→ Work instruction: When a line of the entries contains the word "Aktuálny", report that line.

(Stored items)
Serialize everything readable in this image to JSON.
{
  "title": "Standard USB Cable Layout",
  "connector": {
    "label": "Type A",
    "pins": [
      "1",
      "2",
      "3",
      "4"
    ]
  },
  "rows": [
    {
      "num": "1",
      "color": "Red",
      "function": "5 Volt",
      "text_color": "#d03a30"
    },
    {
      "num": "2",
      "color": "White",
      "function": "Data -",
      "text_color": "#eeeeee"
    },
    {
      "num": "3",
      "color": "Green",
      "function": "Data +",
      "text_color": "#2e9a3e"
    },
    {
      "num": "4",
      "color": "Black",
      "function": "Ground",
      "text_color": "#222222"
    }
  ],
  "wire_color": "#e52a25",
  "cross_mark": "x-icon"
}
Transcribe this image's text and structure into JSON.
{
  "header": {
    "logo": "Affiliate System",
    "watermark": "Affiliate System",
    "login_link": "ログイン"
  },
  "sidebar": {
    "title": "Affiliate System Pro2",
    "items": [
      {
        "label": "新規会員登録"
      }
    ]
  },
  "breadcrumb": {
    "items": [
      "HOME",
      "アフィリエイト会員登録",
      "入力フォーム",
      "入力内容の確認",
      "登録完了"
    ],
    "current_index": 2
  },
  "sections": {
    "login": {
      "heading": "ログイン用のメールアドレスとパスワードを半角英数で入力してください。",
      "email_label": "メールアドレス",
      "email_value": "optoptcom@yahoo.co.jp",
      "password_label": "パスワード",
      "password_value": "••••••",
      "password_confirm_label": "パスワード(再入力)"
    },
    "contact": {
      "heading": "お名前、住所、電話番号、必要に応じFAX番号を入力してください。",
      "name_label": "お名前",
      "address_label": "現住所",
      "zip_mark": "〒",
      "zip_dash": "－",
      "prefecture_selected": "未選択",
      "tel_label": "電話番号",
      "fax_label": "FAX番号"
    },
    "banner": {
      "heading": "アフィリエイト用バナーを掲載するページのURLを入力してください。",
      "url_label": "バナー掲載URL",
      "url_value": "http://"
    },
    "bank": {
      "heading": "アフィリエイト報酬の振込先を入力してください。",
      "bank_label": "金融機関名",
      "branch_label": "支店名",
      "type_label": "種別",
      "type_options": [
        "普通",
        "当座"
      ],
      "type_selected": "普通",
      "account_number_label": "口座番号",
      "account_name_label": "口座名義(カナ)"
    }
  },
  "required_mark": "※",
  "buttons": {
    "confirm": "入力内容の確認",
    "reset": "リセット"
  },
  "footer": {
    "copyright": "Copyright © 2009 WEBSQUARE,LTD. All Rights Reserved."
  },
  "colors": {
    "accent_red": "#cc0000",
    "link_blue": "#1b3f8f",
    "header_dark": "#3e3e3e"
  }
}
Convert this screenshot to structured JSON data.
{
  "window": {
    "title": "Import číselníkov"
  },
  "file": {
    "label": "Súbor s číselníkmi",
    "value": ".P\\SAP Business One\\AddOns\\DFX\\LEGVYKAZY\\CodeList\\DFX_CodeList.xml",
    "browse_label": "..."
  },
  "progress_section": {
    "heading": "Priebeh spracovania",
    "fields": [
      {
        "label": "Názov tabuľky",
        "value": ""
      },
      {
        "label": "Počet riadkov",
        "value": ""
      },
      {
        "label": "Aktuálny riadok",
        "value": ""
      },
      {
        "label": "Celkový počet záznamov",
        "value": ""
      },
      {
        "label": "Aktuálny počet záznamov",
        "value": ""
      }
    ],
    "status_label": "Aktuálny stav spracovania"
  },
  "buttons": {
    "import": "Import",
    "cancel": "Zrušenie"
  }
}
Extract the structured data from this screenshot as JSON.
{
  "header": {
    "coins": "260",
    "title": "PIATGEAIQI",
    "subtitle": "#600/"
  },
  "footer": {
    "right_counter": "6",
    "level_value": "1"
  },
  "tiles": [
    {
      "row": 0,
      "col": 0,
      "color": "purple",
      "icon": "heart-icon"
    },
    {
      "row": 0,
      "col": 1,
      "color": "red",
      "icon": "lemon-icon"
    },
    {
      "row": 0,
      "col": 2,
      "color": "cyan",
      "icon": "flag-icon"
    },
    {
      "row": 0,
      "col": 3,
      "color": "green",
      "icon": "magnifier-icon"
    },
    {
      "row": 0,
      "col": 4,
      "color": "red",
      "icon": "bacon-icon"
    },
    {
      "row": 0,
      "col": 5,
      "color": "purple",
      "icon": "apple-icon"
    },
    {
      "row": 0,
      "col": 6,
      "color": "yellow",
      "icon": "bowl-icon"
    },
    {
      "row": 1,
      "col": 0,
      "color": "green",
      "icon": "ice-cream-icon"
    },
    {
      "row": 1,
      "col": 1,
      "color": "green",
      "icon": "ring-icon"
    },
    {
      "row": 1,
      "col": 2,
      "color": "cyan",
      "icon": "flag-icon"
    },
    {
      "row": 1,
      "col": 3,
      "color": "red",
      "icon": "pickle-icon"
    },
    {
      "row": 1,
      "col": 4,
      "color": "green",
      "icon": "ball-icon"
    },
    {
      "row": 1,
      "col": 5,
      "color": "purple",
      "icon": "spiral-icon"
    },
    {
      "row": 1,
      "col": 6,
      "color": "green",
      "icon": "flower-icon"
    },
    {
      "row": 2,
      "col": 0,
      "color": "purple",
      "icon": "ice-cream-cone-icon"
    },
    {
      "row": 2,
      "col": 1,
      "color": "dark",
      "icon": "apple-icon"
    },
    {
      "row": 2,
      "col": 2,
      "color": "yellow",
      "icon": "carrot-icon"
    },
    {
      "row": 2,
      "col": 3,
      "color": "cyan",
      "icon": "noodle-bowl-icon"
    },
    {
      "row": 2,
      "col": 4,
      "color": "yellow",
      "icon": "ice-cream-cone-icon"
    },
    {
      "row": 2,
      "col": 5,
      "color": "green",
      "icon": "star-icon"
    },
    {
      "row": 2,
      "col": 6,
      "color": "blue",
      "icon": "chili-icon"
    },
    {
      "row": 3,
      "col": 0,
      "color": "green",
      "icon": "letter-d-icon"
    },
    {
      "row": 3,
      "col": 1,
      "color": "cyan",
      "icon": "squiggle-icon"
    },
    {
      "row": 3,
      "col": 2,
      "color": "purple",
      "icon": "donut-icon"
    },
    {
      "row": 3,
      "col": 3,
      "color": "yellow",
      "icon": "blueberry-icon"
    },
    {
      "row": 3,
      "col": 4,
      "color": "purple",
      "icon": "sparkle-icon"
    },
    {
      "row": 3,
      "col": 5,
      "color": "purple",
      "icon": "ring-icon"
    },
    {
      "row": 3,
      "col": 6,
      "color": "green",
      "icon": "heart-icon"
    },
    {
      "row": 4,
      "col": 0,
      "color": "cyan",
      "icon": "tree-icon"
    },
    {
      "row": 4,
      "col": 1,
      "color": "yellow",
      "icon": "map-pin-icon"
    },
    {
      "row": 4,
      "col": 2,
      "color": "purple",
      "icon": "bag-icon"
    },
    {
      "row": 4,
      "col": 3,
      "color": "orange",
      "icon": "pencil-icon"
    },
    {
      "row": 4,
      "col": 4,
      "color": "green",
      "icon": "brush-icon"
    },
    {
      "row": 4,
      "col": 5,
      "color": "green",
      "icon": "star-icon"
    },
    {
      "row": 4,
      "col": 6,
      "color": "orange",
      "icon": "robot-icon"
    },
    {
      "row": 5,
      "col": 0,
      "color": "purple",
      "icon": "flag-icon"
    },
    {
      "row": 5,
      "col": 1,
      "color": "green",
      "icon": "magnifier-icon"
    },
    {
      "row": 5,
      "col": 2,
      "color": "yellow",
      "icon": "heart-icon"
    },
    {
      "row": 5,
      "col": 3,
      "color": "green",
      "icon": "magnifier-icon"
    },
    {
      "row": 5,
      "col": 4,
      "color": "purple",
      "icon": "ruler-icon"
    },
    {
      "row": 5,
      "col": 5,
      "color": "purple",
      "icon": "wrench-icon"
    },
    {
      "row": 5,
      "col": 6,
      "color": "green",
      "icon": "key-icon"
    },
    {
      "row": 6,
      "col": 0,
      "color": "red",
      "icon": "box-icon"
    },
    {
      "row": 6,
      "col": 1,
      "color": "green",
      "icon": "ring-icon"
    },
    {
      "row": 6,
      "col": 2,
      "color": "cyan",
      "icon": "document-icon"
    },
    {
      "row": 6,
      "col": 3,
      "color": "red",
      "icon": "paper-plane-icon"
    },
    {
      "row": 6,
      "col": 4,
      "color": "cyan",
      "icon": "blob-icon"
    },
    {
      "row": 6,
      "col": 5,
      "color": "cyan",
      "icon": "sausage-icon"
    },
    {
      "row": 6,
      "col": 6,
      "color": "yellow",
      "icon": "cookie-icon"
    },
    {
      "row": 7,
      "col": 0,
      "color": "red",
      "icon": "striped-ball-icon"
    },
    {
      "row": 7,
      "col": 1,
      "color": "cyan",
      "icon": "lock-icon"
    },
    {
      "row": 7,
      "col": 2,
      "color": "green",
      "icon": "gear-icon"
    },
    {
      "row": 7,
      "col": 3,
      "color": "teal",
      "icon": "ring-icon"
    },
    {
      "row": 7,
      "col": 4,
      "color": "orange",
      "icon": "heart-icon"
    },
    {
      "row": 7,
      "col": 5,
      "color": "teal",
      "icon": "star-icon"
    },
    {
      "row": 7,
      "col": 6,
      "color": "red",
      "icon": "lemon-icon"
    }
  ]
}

→ Output for this task:
        "label": "Aktuálny riadok",
        "label": "Aktuálny počet záznamov",
    "status_label": "Aktuálny stav spracovania"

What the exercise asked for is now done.